• _DATA_
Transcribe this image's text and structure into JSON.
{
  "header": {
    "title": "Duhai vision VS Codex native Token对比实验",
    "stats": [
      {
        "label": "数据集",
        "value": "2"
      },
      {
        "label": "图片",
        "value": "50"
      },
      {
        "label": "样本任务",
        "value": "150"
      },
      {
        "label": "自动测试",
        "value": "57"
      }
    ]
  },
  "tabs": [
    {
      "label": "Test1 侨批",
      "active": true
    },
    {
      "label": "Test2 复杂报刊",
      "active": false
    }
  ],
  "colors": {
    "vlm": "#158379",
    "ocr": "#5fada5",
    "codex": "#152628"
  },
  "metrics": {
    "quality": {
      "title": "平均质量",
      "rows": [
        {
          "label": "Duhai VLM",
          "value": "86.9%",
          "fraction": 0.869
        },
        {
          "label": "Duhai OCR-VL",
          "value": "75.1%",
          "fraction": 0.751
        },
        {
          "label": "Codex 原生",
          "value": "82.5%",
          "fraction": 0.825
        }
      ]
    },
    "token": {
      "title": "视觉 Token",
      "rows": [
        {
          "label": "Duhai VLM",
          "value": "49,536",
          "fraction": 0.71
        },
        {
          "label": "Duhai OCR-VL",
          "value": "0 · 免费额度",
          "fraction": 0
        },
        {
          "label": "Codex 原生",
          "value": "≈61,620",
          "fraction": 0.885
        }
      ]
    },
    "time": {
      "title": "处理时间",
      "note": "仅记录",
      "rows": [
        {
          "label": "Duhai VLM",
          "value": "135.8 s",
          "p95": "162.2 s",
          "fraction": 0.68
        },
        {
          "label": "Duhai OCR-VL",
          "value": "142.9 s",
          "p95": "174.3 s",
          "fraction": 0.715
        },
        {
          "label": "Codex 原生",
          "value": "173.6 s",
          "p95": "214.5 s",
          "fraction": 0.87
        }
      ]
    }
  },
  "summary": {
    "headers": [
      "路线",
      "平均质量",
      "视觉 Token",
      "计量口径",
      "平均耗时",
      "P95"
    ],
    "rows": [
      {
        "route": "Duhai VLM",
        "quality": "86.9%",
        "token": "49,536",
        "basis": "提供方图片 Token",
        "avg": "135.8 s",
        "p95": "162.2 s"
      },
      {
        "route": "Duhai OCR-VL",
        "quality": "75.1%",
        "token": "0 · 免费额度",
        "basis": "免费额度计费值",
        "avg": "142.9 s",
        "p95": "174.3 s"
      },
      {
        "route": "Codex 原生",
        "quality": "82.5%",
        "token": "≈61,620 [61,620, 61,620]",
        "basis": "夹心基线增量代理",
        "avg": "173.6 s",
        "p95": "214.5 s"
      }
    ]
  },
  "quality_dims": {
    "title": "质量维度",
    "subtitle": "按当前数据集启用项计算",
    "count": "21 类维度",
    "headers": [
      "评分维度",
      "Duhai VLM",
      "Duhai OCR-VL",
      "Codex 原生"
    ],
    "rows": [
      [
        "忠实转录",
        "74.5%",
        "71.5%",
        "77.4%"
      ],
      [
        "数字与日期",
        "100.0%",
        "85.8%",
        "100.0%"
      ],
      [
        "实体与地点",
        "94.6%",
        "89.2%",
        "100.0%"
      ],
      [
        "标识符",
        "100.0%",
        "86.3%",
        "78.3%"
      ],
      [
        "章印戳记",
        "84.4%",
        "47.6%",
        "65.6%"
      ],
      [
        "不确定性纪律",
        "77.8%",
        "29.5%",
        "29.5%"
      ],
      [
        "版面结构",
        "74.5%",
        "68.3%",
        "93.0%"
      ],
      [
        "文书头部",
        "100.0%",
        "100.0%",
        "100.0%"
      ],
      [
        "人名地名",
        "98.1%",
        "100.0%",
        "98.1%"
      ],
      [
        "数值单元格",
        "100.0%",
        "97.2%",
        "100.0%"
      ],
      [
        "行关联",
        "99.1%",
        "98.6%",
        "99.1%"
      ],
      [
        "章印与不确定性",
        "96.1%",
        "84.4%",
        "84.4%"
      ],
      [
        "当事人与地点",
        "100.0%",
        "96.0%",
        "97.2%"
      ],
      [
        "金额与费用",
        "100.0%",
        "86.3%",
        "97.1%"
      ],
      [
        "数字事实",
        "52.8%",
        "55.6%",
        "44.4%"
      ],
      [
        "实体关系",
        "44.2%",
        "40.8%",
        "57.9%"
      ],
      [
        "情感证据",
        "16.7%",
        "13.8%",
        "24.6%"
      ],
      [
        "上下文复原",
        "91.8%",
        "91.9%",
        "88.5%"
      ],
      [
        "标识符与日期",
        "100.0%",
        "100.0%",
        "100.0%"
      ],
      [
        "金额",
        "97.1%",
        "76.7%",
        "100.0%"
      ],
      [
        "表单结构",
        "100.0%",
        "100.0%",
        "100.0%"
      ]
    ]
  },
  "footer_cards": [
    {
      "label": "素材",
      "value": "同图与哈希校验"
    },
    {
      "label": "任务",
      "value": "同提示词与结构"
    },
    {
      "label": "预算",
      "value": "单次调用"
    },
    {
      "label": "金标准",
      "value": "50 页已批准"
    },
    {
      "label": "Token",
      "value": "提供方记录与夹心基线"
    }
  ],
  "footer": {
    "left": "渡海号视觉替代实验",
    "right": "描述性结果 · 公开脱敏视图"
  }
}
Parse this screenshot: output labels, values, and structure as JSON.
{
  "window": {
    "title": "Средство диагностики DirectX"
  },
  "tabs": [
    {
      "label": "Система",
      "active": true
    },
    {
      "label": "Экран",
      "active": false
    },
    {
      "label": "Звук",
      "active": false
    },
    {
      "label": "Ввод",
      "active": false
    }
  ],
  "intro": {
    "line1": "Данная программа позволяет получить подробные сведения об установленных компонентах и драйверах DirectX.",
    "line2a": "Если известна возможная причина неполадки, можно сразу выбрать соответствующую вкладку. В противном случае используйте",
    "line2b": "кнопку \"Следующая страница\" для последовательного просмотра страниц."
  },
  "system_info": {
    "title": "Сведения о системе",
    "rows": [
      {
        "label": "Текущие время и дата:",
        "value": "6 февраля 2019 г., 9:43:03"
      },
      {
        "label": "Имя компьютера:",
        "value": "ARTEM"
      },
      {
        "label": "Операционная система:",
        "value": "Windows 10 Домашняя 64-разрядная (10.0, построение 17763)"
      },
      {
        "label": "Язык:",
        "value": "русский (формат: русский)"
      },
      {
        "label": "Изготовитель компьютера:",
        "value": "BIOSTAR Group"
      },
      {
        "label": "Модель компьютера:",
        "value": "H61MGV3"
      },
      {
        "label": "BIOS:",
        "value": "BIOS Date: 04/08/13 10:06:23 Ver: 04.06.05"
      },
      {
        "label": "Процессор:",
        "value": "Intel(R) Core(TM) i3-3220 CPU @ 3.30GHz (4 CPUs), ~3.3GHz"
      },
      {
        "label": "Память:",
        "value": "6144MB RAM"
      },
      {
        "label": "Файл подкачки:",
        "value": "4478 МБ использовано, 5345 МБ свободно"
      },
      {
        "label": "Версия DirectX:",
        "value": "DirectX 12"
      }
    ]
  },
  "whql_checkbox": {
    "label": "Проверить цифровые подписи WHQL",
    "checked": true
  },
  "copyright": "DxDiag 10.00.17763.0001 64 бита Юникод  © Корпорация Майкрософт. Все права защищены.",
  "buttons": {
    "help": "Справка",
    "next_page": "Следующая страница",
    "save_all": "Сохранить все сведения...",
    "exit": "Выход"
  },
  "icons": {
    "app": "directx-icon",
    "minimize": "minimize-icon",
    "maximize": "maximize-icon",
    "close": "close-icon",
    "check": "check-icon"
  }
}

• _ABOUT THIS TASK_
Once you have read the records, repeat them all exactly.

• _ANSWER BOX_
Transcribe this image's text and structure into JSON.
{
  "header": {
    "title": "Duhai vision VS Codex native Token对比实验",
    "stats": [
      {
        "label": "数据集",
        "value": "2"
      },
      {
        "label": "图片",
        "value": "50"
      },
      {
        "label": "样本任务",
        "value": "150"
      },
      {
        "label": "自动测试",
        "value": "57"
      }
    ]
  },
  "tabs": [
    {
      "label": "Test1 侨批",
      "active": true
    },
    {
      "label": "Test2 复杂报刊",
      "active": false
    }
  ],
  "colors": {
    "vlm": "#158379",
    "ocr": "#5fada5",
    "codex": "#152628"
  },
  "metrics": {
    "quality": {
      "title": "平均质量",
      "rows": [
        {
          "label": "Duhai VLM",
          "value": "86.9%",
          "fraction": 0.869
        },
        {
          "label": "Duhai OCR-VL",
          "value": "75.1%",
          "fraction": 0.751
        },
        {
          "label": "Codex 原生",
          "value": "82.5%",
          "fraction": 0.825
        }
      ]
    },
    "token": {
      "title": "视觉 Token",
      "rows": [
        {
          "label": "Duhai VLM",
          "value": "49,536",
          "fraction": 0.71
        },
        {
          "label": "Duhai OCR-VL",
          "value": "0 · 免费额度",
          "fraction": 0
        },
        {
          "label": "Codex 原生",
          "value": "≈61,620",
          "fraction": 0.885
        }
      ]
    },
    "time": {
      "title": "处理时间",
      "note": "仅记录",
      "rows": [
        {
          "label": "Duhai VLM",
          "value": "135.8 s",
          "p95": "162.2 s",
          "fraction": 0.68
        },
        {
          "label": "Duhai OCR-VL",
          "value": "142.9 s",
          "p95": "174.3 s",
          "fraction": 0.715
        },
        {
          "label": "Codex 原生",
          "value": "173.6 s",
          "p95": "214.5 s",
          "fraction": 0.87
        }
      ]
    }
  },
  "summary": {
    "headers": [
      "路线",
      "平均质量",
      "视觉 Token",
      "计量口径",
      "平均耗时",
      "P95"
    ],
    "rows": [
      {
        "route": "Duhai VLM",
        "quality": "86.9%",
        "token": "49,536",
        "basis": "提供方图片 Token",
        "avg": "135.8 s",
        "p95": "162.2 s"
      },
      {
        "route": "Duhai OCR-VL",
        "quality": "75.1%",
        "token": "0 · 免费额度",
        "basis": "免费额度计费值",
        "avg": "142.9 s",
        "p95": "174.3 s"
      },
      {
        "route": "Codex 原生",
        "quality": "82.5%",
        "token": "≈61,620 [61,620, 61,620]",
        "basis": "夹心基线增量代理",
        "avg": "173.6 s",
        "p95": "214.5 s"
      }
    ]
  },
  "quality_dims": {
    "title": "质量维度",
    "subtitle": "按当前数据集启用项计算",
    "count": "21 类维度",
    "headers": [
      "评分维度",
      "Duhai VLM",
      "Duhai OCR-VL",
      "Codex 原生"
    ],
    "rows": [
      [
        "忠实转录",
        "74.5%",
        "71.5%",
        "77.4%"
      ],
      [
        "数字与日期",
        "100.0%",
        "85.8%",
        "100.0%"
      ],
      [
        "实体与地点",
        "94.6%",
        "89.2%",
        "100.0%"
      ],
      [
        "标识符",
        "100.0%",
        "86.3%",
        "78.3%"
      ],
      [
        "章印戳记",
        "84.4%",
        "47.6%",
        "65.6%"
      ],
      [
        "不确定性纪律",
        "77.8%",
        "29.5%",
        "29.5%"
      ],
      [
        "版面结构",
        "74.5%",
        "68.3%",
        "93.0%"
      ],
      [
        "文书头部",
        "100.0%",
        "100.0%",
        "100.0%"
      ],
      [
        "人名地名",
        "98.1%",
        "100.0%",
        "98.1%"
      ],
      [
        "数值单元格",
        "100.0%",
        "97.2%",
        "100.0%"
      ],
      [
        "行关联",
        "99.1%",
        "98.6%",
        "99.1%"
      ],
      [
        "章印与不确定性",
        "96.1%",
        "84.4%",
        "84.4%"
      ],
      [
        "当事人与地点",
        "100.0%",
        "96.0%",
        "97.2%"
      ],
      [
        "金额与费用",
        "100.0%",
        "86.3%",
        "97.1%"
      ],
      [
        "数字事实",
        "52.8%",
        "55.6%",
        "44.4%"
      ],
      [
        "实体关系",
        "44.2%",
        "40.8%",
        "57.9%"
      ],
      [
        "情感证据",
        "16.7%",
        "13.8%",
        "24.6%"
      ],
      [
        "上下文复原",
        "91.8%",
        "91.9%",
        "88.5%"
      ],
      [
        "标识符与日期",
        "100.0%",
        "100.0%",
        "100.0%"
      ],
      [
        "金额",
        "97.1%",
        "76.7%",
        "100.0%"
      ],
      [
        "表单结构",
        "100.0%",
        "100.0%",
        "100.0%"
      ]
    ]
  },
  "footer_cards": [
    {
      "label": "素材",
      "value": "同图与哈希校验"
    },
    {
      "label": "任务",
      "value": "同提示词与结构"
    },
    {
      "label": "预算",
      "value": "单次调用"
    },
    {
      "label": "金标准",
      "value": "50 页已批准"
    },
    {
      "label": "Token",
      "value": "提供方记录与夹心基线"
    }
  ],
  "footer": {
    "left": "渡海号视觉替代实验",
    "right": "描述性结果 · 公开脱敏视图"
  }
}
Parse this screenshot: output labels, values, and structure as JSON.
{
  "window": {
    "title": "Средство диагностики DirectX"
  },
  "tabs": [
    {
      "label": "Система",
      "active": true
    },
    {
      "label": "Экран",
      "active": false
    },
    {
      "label": "Звук",
      "active": false
    },
    {
      "label": "Ввод",
      "active": false
    }
  ],
  "intro": {
    "line1": "Данная программа позволяет получить подробные сведения об установленных компонентах и драйверах DirectX.",
    "line2a": "Если известна возможная причина неполадки, можно сразу выбрать соответствующую вкладку. В противном случае используйте",
    "line2b": "кнопку \"Следующая страница\" для последовательного просмотра страниц."
  },
  "system_info": {
    "title": "Сведения о системе",
    "rows": [
      {
        "label": "Текущие время и дата:",
        "value": "6 февраля 2019 г., 9:43:03"
      },
      {
        "label": "Имя компьютера:",
        "value": "ARTEM"
      },
      {
        "label": "Операционная система:",
        "value": "Windows 10 Домашняя 64-разрядная (10.0, построение 17763)"
      },
      {
        "label": "Язык:",
        "value": "русский (формат: русский)"
      },
      {
        "label": "Изготовитель компьютера:",
        "value": "BIOSTAR Group"
      },
      {
        "label": "Модель компьютера:",
        "value": "H61MGV3"
      },
      {
        "label": "BIOS:",
        "value": "BIOS Date: 04/08/13 10:06:23 Ver: 04.06.05"
      },
      {
        "label": "Процессор:",
        "value": "Intel(R) Core(TM) i3-3220 CPU @ 3.30GHz (4 CPUs), ~3.3GHz"
      },
      {
        "label": "Память:",
        "value": "6144MB RAM"
      },
      {
        "label": "Файл подкачки:",
        "value": "4478 МБ использовано, 5345 МБ свободно"
      },
      {
        "label": "Версия DirectX:",
        "value": "DirectX 12"
      }
    ]
  },
  "whql_checkbox": {
    "label": "Проверить цифровые подписи WHQL",
    "checked": true
  },
  "copyright": "DxDiag 10.00.17763.0001 64 бита Юникод  © Корпорация Майкрософт. Все права защищены.",
  "buttons": {
    "help": "Справка",
    "next_page": "Следующая страница",
    "save_all": "Сохранить все сведения...",
    "exit": "Выход"
  },
  "icons": {
    "app": "directx-icon",
    "minimize": "minimize-icon",
    "maximize": "maximize-icon",
    "close": "close-icon",
    "check": "check-icon"
  }
}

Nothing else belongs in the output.